----- Given records -----

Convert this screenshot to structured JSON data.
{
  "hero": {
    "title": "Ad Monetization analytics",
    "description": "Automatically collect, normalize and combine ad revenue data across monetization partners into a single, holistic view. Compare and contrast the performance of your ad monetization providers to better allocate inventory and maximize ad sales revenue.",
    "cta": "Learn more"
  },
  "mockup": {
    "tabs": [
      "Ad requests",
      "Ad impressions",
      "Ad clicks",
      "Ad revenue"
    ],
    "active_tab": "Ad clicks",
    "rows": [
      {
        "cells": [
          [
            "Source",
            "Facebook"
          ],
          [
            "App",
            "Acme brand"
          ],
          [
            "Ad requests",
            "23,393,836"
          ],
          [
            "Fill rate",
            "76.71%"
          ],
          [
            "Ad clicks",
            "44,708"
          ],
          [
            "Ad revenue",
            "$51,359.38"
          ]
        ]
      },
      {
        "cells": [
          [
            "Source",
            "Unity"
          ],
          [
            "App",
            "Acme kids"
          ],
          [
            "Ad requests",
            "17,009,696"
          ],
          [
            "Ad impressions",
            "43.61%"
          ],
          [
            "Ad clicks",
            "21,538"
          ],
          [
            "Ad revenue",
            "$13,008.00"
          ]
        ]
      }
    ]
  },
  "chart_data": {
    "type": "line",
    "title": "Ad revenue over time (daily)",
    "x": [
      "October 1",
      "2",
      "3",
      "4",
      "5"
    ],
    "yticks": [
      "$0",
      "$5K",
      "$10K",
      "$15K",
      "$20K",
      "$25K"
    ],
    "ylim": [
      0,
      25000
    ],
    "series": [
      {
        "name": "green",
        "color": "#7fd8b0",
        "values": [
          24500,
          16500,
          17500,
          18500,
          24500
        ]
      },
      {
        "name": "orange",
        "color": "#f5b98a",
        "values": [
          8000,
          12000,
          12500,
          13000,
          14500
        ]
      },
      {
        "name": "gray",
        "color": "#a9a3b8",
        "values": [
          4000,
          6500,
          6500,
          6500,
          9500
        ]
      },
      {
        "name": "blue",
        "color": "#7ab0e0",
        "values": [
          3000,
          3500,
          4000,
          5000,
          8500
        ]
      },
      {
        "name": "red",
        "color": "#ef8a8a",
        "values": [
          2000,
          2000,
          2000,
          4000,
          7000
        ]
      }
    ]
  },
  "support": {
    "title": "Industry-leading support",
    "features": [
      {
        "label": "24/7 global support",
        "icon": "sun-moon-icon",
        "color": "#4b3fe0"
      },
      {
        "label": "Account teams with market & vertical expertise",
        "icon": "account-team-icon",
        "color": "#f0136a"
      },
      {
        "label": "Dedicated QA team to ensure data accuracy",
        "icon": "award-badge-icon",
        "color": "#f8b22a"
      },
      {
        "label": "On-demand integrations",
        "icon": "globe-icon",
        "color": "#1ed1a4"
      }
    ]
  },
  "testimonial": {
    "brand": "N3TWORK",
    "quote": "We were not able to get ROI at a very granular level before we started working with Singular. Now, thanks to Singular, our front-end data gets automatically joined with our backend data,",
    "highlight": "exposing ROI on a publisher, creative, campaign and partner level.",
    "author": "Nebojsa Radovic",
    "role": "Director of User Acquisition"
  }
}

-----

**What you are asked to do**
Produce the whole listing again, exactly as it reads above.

**Written reply**
Convert this screenshot to structured JSON data.
{
  "hero": {
    "title": "Ad Monetization analytics",
    "description": "Automatically collect, normalize and combine ad revenue data across monetization partners into a single, holistic view. Compare and contrast the performance of your ad monetization providers to better allocate inventory and maximize ad sales revenue.",
    "cta": "Learn more"
  },
  "mockup": {
    "tabs": [
      "Ad requests",
      "Ad impressions",
      "Ad clicks",
      "Ad revenue"
    ],
    "active_tab": "Ad clicks",
    "rows": [
      {
        "cells": [
          [
            "Source",
            "Facebook"
          ],
          [
            "App",
            "Acme brand"
          ],
          [
            "Ad requests",
            "23,393,836"
          ],
          [
            "Fill rate",
            "76.71%"
          ],
          [
            "Ad clicks",
            "44,708"
          ],
          [
            "Ad revenue",
            "$51,359.38"
          ]
        ]
      },
      {
        "cells": [
          [
            "Source",
            "Unity"
          ],
          [
            "App",
            "Acme kids"
          ],
          [
            "Ad requests",
            "17,009,696"
          ],
          [
            "Ad impressions",
            "43.61%"
          ],
          [
            "Ad clicks",
            "21,538"
          ],
          [
            "Ad revenue",
            "$13,008.00"
          ]
        ]
      }
    ]
  },
  "chart_data": {
    "type": "line",
    "title": "Ad revenue over time (daily)",
    "x": [
      "October 1",
      "2",
      "3",
      "4",
      "5"
    ],
    "yticks": [
      "$0",
      "$5K",
      "$10K",
      "$15K",
      "$20K",
      "$25K"
    ],
    "ylim": [
      0,
      25000
    ],
    "series": [
      {
        "name": "green",
        "color": "#7fd8b0",
        "values": [
          24500,
          16500,
          17500,
          18500,
          24500
        ]
      },
      {
        "name": "orange",
        "color": "#f5b98a",
        "values": [
          8000,
          12000,
          12500,
          13000,
          14500
        ]
      },
      {
        "name": "gray",
        "color": "#a9a3b8",
        "values": [
          4000,
          6500,
          6500,
          6500,
          9500
        ]
      },
      {
        "name": "blue",
        "color": "#7ab0e0",
        "values": [
          3000,
          3500,
          4000,
          5000,
          8500
        ]
      },
      {
        "name": "red",
        "color": "#ef8a8a",
        "values": [
          2000,
          2000,
          2000,
          4000,
          7000
        ]
      }
    ]
  },
  "support": {
    "title": "Industry-leading support",
    "features": [
      {
        "label": "24/7 global support",
        "icon": "sun-moon-icon",
        "color": "#4b3fe0"
      },
      {
        "label": "Account teams with market & vertical expertise",
        "icon": "account-team-icon",
        "color": "#f0136a"
      },
      {
        "label": "Dedicated QA team to ensure data accuracy",
        "icon": "award-badge-icon",
        "color": "#f8b22a"
      },
      {
        "label": "On-demand integrations",
        "icon": "globe-icon",
        "color": "#1ed1a4"
      }
    ]
  },
  "testimonial": {
    "brand": "N3TWORK",
    "quote": "We were not able to get ROI at a very granular level before we started working with Singular. Now, thanks to Singular, our front-end data gets automatically joined with our backend data,",
    "highlight": "exposing ROI on a publisher, creative, campaign and partner level.",
    "author": "Nebojsa Radovic",
    "role": "Director of User Acquisition"
  }
}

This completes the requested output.